Photo: Your child should tell the assessor about difficulties due to their deafness and any help that they need

What will happen at the assessment?

The assessment is a chance for the person dealing with your child’s claim to find out more about them and their needs, and to check that all the information they have is correct.

The assessment will be at an assessment centre or your home – the appointment letter will explain where and when it is. If your child can’t go they’ll need to arrange a different time – the letter will explain how to do this.

If your child misses the assessment they may not get any Personal Independence Payment (PIP). If your child needs a sign language interpreter, they should use the contact details on the letter to arrange for one to be at the assessment.

It’s a good idea to write some notes before the assessment to remind your child how their deafness affects them and what support they need (keeping it relevant to the PIP activities and descriptors).

If possible go with your child to the assessment, or encourage them to take another family member, friend or teacher with them to help explain how their deafness affects their life. You might want to take notes about what happens in the assessment in case your child needs to ask the PIP office to look at their claim again or appeal.

If your child normally wears hearing aids or cochlear implants, they should wear these for the assessment. When they’re talking to the assessor it’s very important to be honest. Your child doesn’t need to pretend that they find things any easier or harder than they actually do – just explain exactly how they are.

Make sure they tell the assessor about everything that they find difficult because of their deafness and any help that they need.

Possible problems at assessments

Sometimes, signers or interpreters aren’t booked, despite the assessor agreeing to do so. It’s a good idea to call the assessment centre at least two or three days before the assessment to confirm that an interpreter has been booked.

Assessment centres should be set up to be very good for hearing, with very little background noise, and this can give a misleading impression of how well your child can communicate in the real world.

It’s important that your child makes it clear to the assessor that they can’t always hear as well as they can in the ideal conditions of the assessment room.

Your child can complain about any aspect of the assessment process where they feel they’ve been treated unfairly. The Department for Work and Pensions (DWP) is responsible for these assessments even though they’re privatised.
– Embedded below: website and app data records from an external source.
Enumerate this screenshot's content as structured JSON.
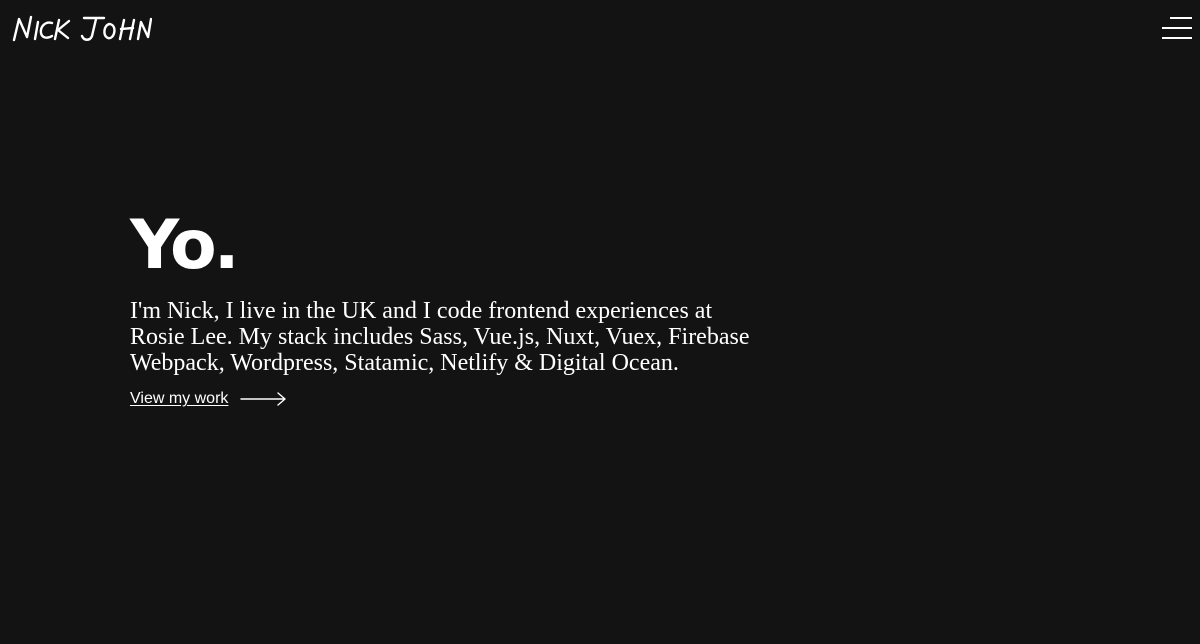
{
  "header": {
    "logo_text": "NICK JOHN",
    "menu_icon": "hamburger-menu-icon"
  },
  "hero": {
    "heading": "Yo.",
    "intro": "I'm Nick, I live in the UK and I code frontend experiences at Rosie Lee. My stack includes Sass, Vue.js, Nuxt, Vuex, Firebase Webpack, Wordpress, Statamic, Netlify & Digital Ocean.",
    "cta_label": "View my work",
    "cta_icon": "arrow-right-icon"
  },
  "colors": {
    "background": "#131313",
    "text": "#ffffff"
  }
}
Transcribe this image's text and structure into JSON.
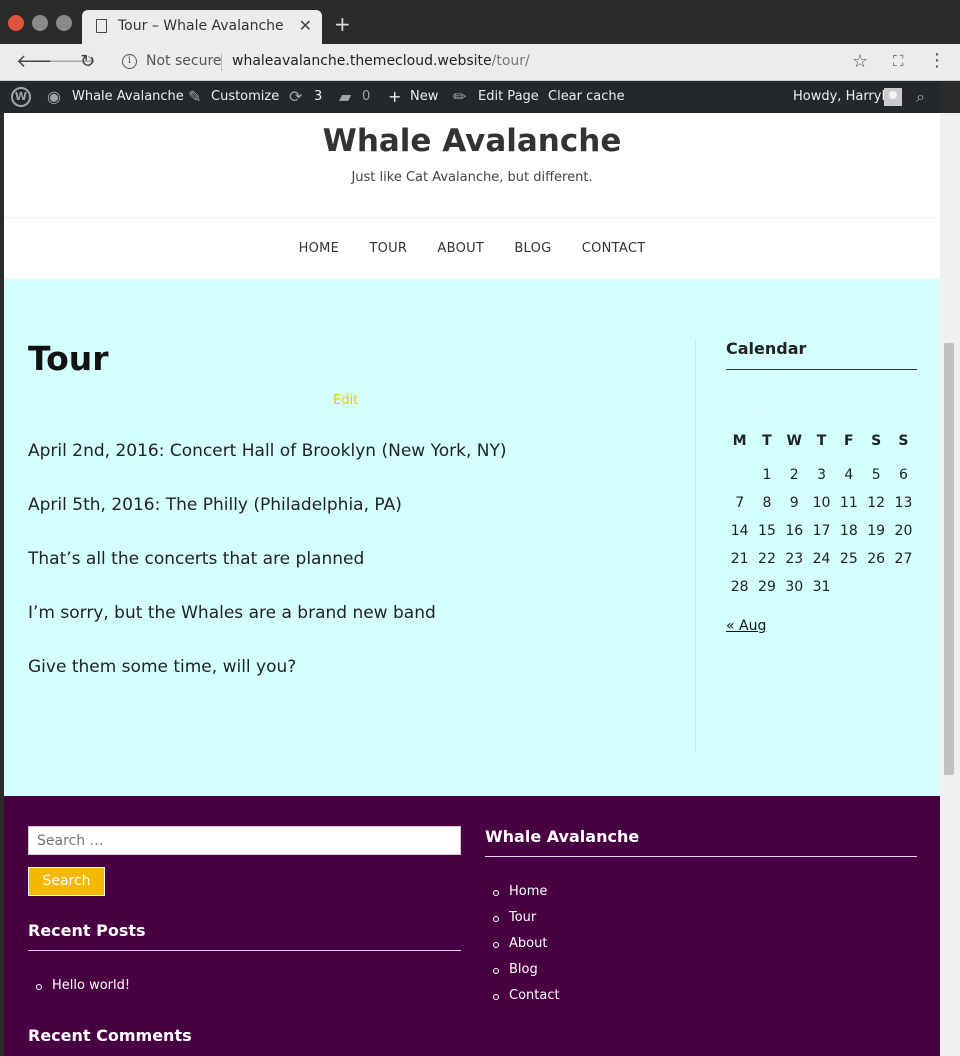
{
  "browser": {
    "tab_title": "Tour – Whale Avalanche",
    "security_text": "Not secure",
    "url_host": "whaleavalanche.themecloud.website",
    "url_path": "/tour/"
  },
  "admin_bar": {
    "site_name": "Whale Avalanche",
    "customize": "Customize",
    "updates_count": "3",
    "comments_count": "0",
    "new_label": "New",
    "edit_page": "Edit Page",
    "clear_cache": "Clear cache",
    "howdy": "Howdy, HarryR"
  },
  "site": {
    "title": "Whale Avalanche",
    "description": "Just like Cat Avalanche, but different."
  },
  "nav": [
    "HOME",
    "TOUR",
    "ABOUT",
    "BLOG",
    "CONTACT"
  ],
  "page": {
    "title": "Tour",
    "edit_label": "Edit",
    "lines": [
      "April 2nd, 2016: Concert Hall of Brooklyn (New York, NY)",
      "April 5th, 2016: The Philly (Philadelphia, PA)",
      "That’s all the concerts that are planned",
      "I’m sorry, but the Whales are a brand new band",
      "Give them some time, will you?"
    ]
  },
  "calendar": {
    "heading": "Calendar",
    "caption": "October 2018",
    "weekdays": [
      "M",
      "T",
      "W",
      "T",
      "F",
      "S",
      "S"
    ],
    "weeks": [
      [
        "",
        "1",
        "2",
        "3",
        "4",
        "5",
        "6"
      ],
      [
        "7",
        "8",
        "9",
        "10",
        "11",
        "12",
        "13"
      ],
      [
        "14",
        "15",
        "16",
        "17",
        "18",
        "19",
        "20"
      ],
      [
        "21",
        "22",
        "23",
        "24",
        "25",
        "26",
        "27"
      ],
      [
        "28",
        "29",
        "30",
        "31",
        "",
        "",
        ""
      ]
    ],
    "prev_link": "« Aug"
  },
  "footer": {
    "search_placeholder": "Search …",
    "search_button": "Search",
    "recent_posts_title": "Recent Posts",
    "recent_posts": [
      "Hello world!"
    ],
    "recent_comments_title": "Recent Comments",
    "menu_title": "Whale Avalanche",
    "menu_items": [
      "Home",
      "Tour",
      "About",
      "Blog",
      "Contact"
    ]
  },
  "colors": {
    "content_bg": "#d4ffff",
    "footer_bg": "#480043",
    "accent": "#f5b800",
    "admin_bar_bg": "#23282d"
  }
}
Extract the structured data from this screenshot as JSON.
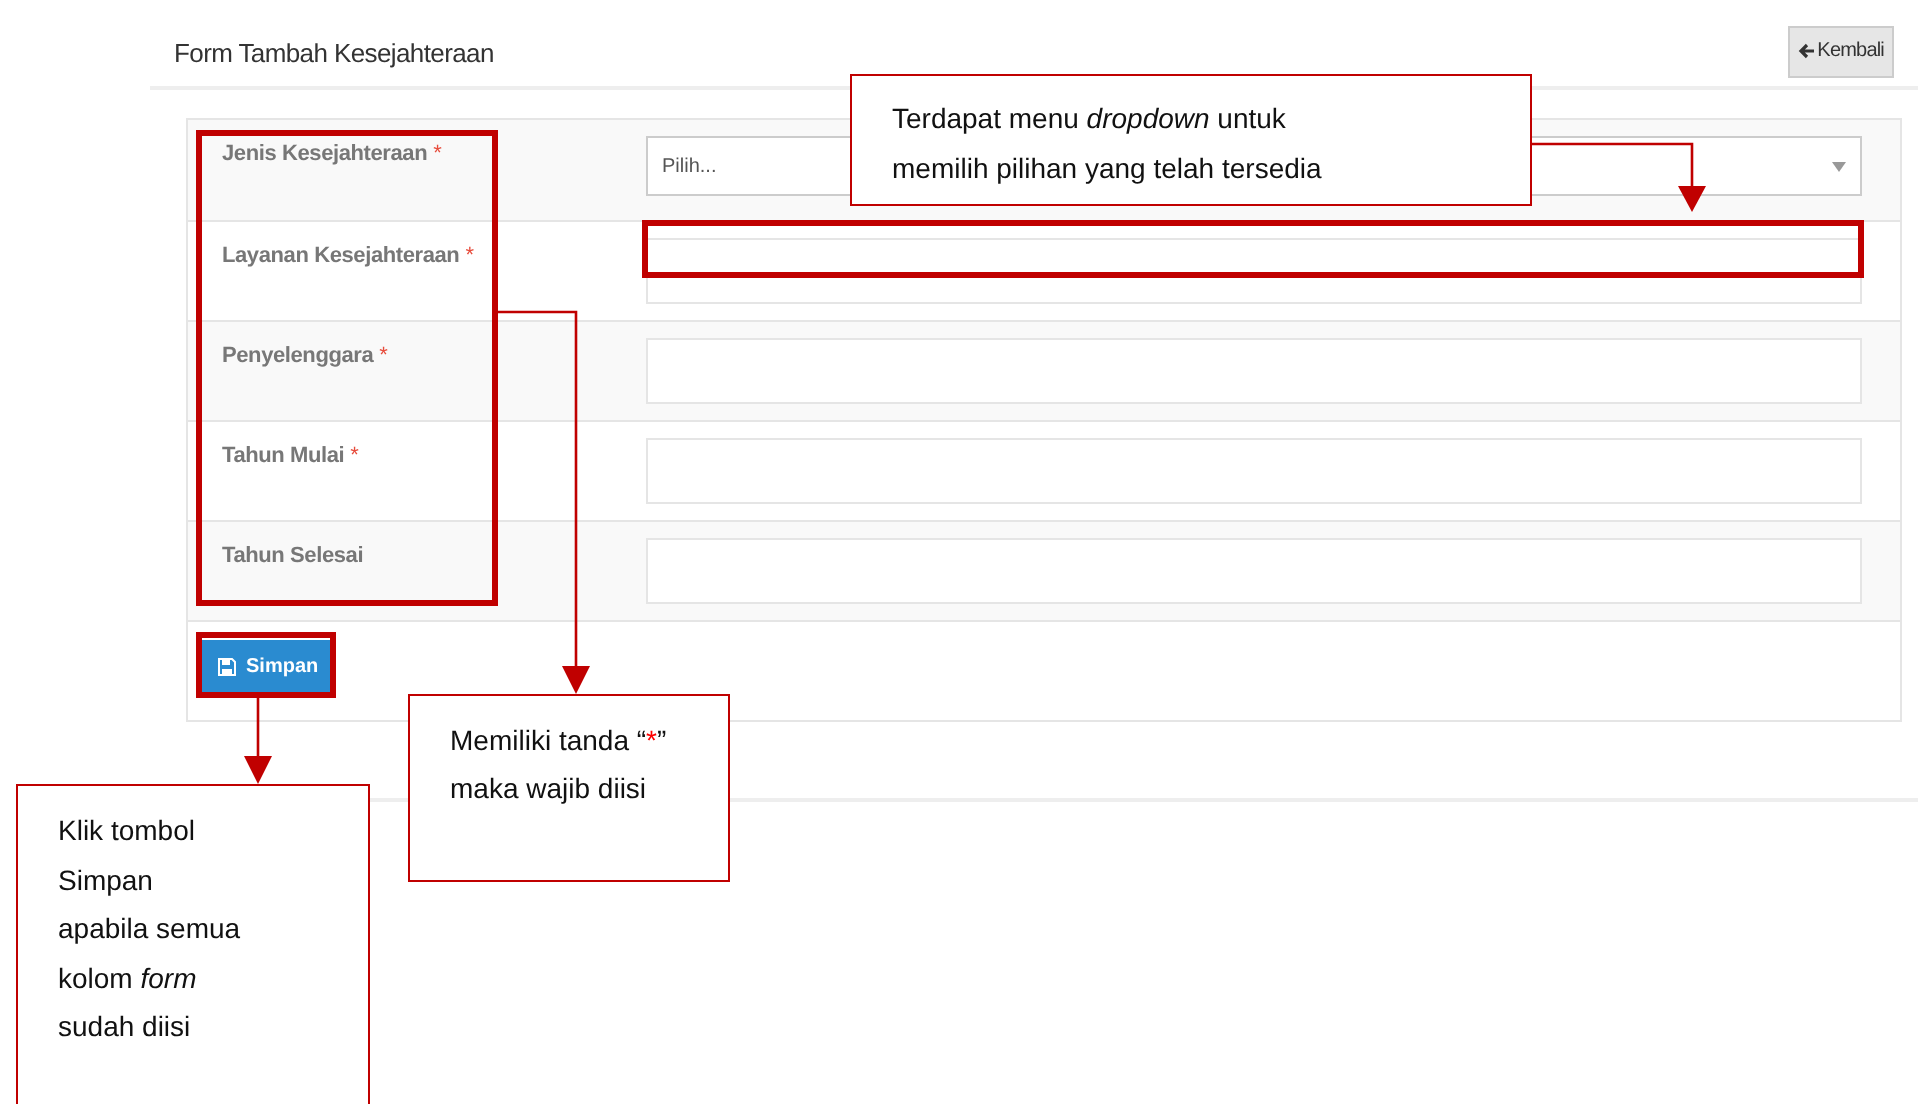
{
  "header": {
    "title": "Form Tambah Kesejahteraan",
    "back_button": "Kembali"
  },
  "form": {
    "fields": [
      {
        "kind": "select",
        "label": "Jenis Kesejahteraan",
        "mark": "*",
        "placeholder": "Pilih..."
      },
      {
        "kind": "text",
        "label": "Layanan Kesejahteraan",
        "mark": "*"
      },
      {
        "kind": "text",
        "label": "Penyelenggara",
        "mark": "*"
      },
      {
        "kind": "text",
        "label": "Tahun Mulai",
        "mark": "*"
      },
      {
        "kind": "text",
        "label": "Tahun Selesai"
      }
    ],
    "submit": "Simpan"
  },
  "callouts": [
    {
      "kind": "dropdown",
      "text": "Terdapat menu *dropdown* untuk memilih pilihan yang telah tersedia"
    },
    {
      "kind": "required",
      "before": "Memiliki tanda “",
      "mark": "*",
      "after": "” maka wajib diisi"
    },
    {
      "kind": "save",
      "text": "Klik tombol\nSimpan\napabila semua\nkolom *form*\nsudah diisi"
    }
  ]
}
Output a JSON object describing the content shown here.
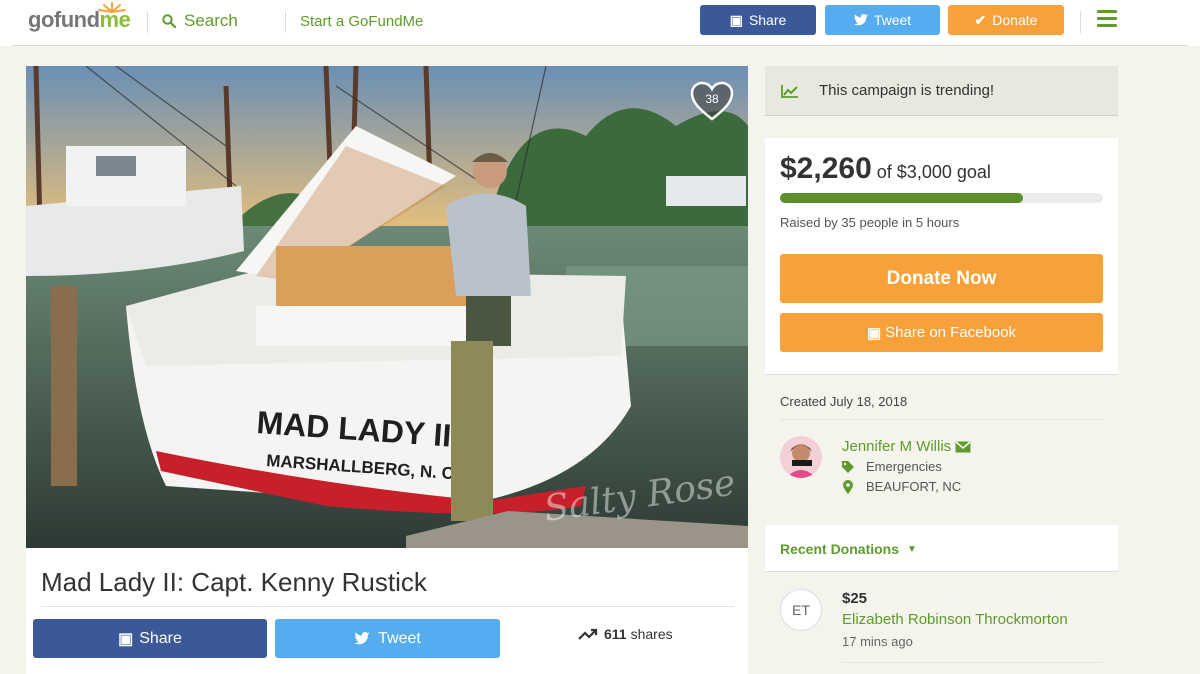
{
  "header": {
    "logo_go": "gofund",
    "logo_me": "me",
    "search_label": "Search",
    "start_label": "Start a GoFundMe",
    "share_label": "Share",
    "tweet_label": "Tweet",
    "donate_label": "Donate",
    "menu_icon": "hamburger-icon"
  },
  "hero": {
    "boat_name": "MAD LADY II",
    "boat_home": "MARSHALLBERG, N. C.",
    "watermark": "Salty Rose",
    "heart_count": "38"
  },
  "campaign": {
    "title": "Mad Lady II: Capt. Kenny Rustick",
    "share_label": "Share",
    "tweet_label": "Tweet",
    "shares_count": "611",
    "shares_word": "shares"
  },
  "sidebar": {
    "trending_text": "This campaign is trending!",
    "raised_amount": "$2,260",
    "goal_text": "of $3,000 goal",
    "progress_fraction": 0.753,
    "raised_by": "Raised by 35 people in 5 hours",
    "donate_now_label": "Donate Now",
    "share_facebook_label": "Share on Facebook",
    "created": "Created July 18, 2018",
    "organizer_name": "Jennifer M Willis",
    "category": "Emergencies",
    "location": "BEAUFORT, NC",
    "recent_label": "Recent Donations",
    "donation": {
      "initials": "ET",
      "amount": "$25",
      "name": "Elizabeth Robinson Throckmorton",
      "time": "17 mins ago"
    }
  },
  "colors": {
    "brand_green": "#5f9a2d",
    "facebook_blue": "#3b5998",
    "twitter_blue": "#55acee",
    "donate_orange": "#f8a13a",
    "progress_green": "#5a8f29"
  }
}
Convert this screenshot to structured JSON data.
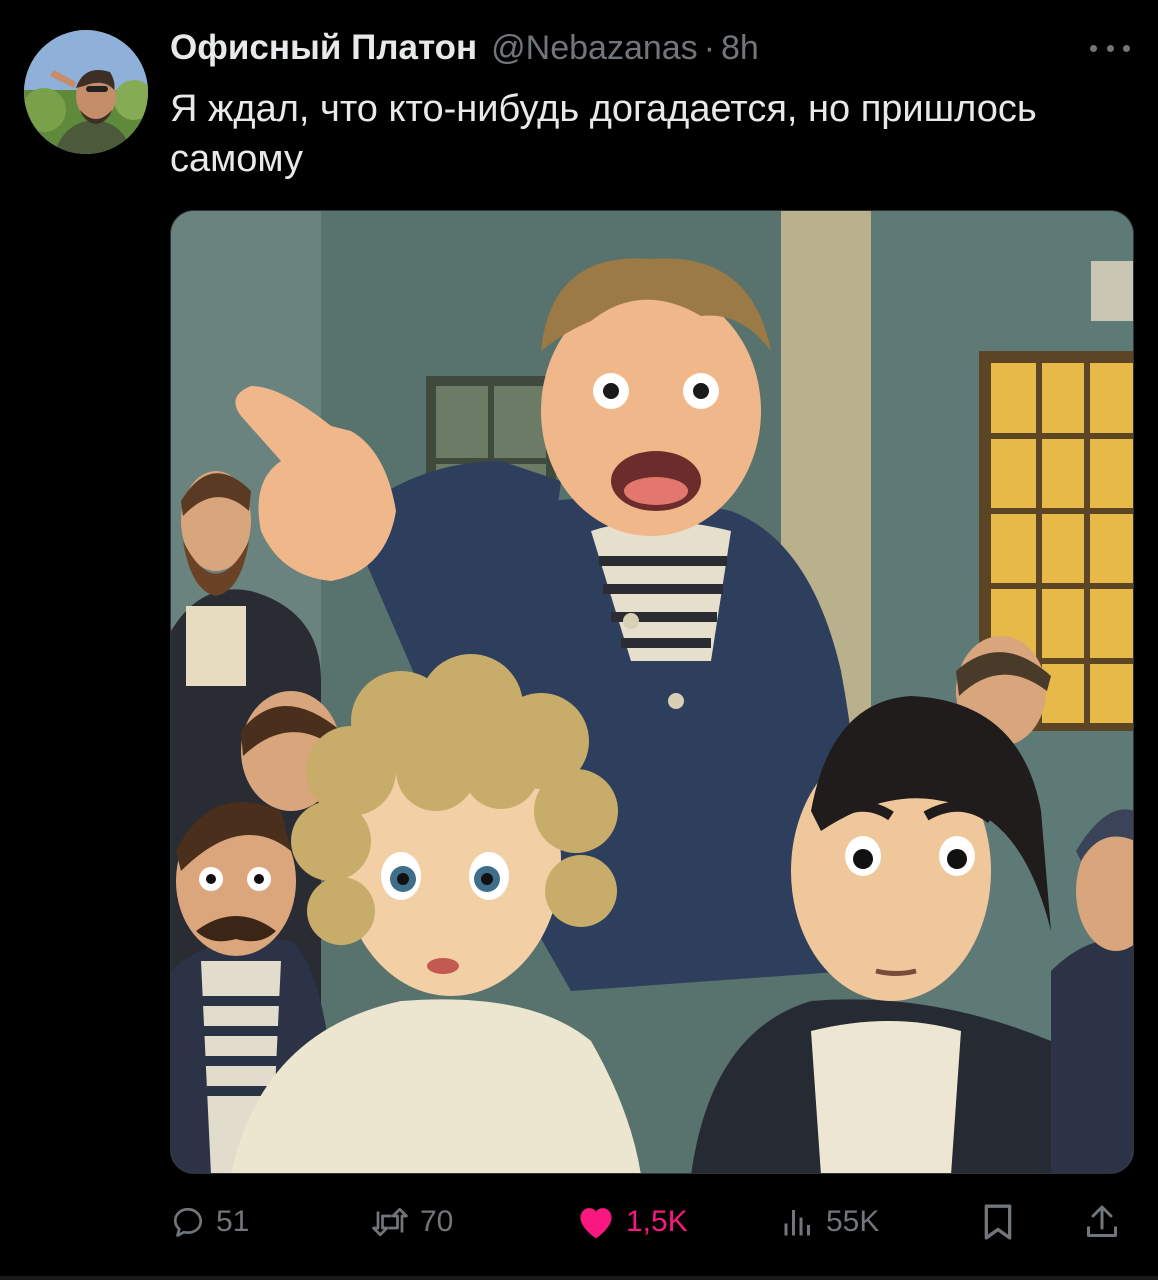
{
  "tweet": {
    "author_name": "Офисный Платон",
    "handle": "@Nebazanas",
    "separator": "·",
    "time": "8h",
    "text": "Я ждал, что кто-нибудь догадается, но пришлось самому",
    "media_alt": "Anime-style illustration of a man in a striped sailor shirt pointing, with a crowd around him"
  },
  "actions": {
    "replies": "51",
    "reposts": "70",
    "likes": "1,5K",
    "views": "55K"
  },
  "colors": {
    "background": "#000000",
    "text_primary": "#e7e9ea",
    "text_secondary": "#71767b",
    "like_active": "#f91880"
  },
  "icons": [
    "more-icon",
    "reply-icon",
    "repost-icon",
    "like-icon",
    "views-icon",
    "bookmark-icon",
    "share-icon"
  ]
}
If your child is unhappy they can complain to the assessment provider. It's a good idea to copy the complaint to the DWP as well.